Age shall not weary them, nor the years condemn.
At the going down of the sun and in the morning,
We will remember them.
Lest we forget
This photo is of the Reichswald Forest War cemetery near Kleve in Germany. It is also called the rose cemetery. I visited it in 1975, with my family. I was overwhelmed by the mass graves of young men my age, the age of my friends, the age of my boyfriend, not much older than my brothers who were with me. When I teach European Law, that memory is one that I share when explaining why I am for a united Europe; I don't want to lose my loved ones to war.
I am happy that generations have passed, where whole generations have not been touched.
Having said that, my first serious boyfriend was in the Falklands. Another close friend was in the 1st Gulf war. One nephew was the first medic on Iraqi soil in the second, and his brother was also involved. Their father is currently in Afghanistan where he is not only a medic, but also a stand in padre.
We remember at this time those who have fallen. We should also think of those who have survived. There are those who are whole in body, but their spirits are affected by what they have seen and experienced; there are those who would not have survived before, and who, having lost up to 3 limbs have to go along a new path. Their spirits are also affected. And there are those who have tended to the fallen, and their spirits have definitely been affected.

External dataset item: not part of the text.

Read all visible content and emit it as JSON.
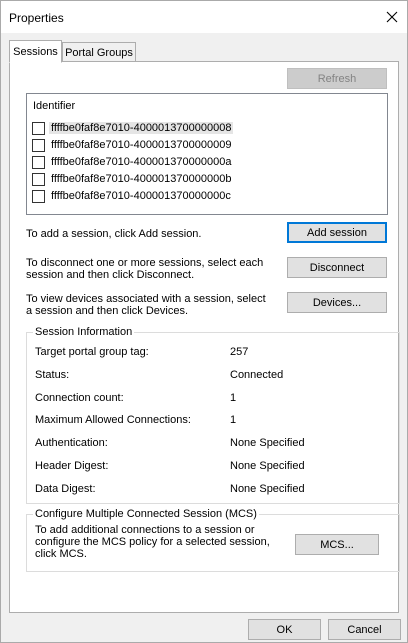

Here in France we shall be remembering on the 11th itself. The 11th minute of the 11the hour of the 11the day of the 11the month. Take a moment to remember, and to think about what it means to you. And to those you love.

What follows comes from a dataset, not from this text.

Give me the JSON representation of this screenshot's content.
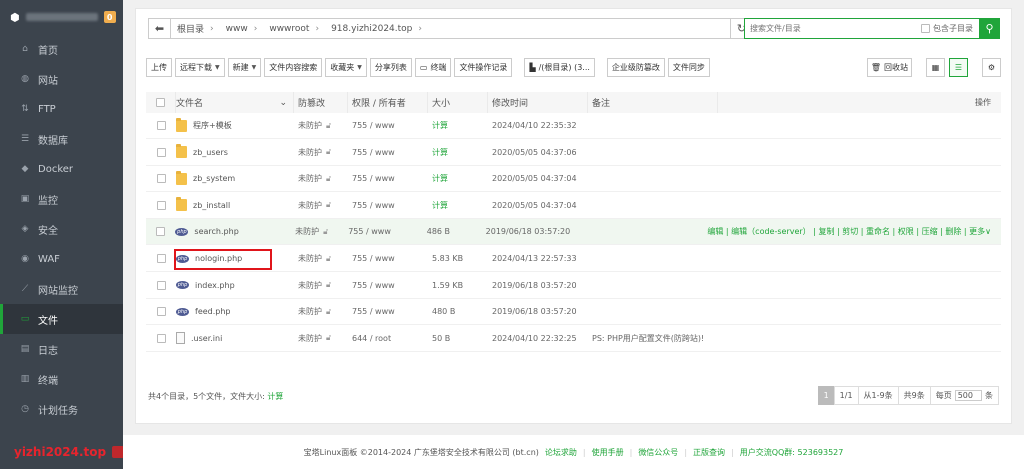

And think of the courage of those who are facing death, wherever they may be.
War or cancer, both are hellish things.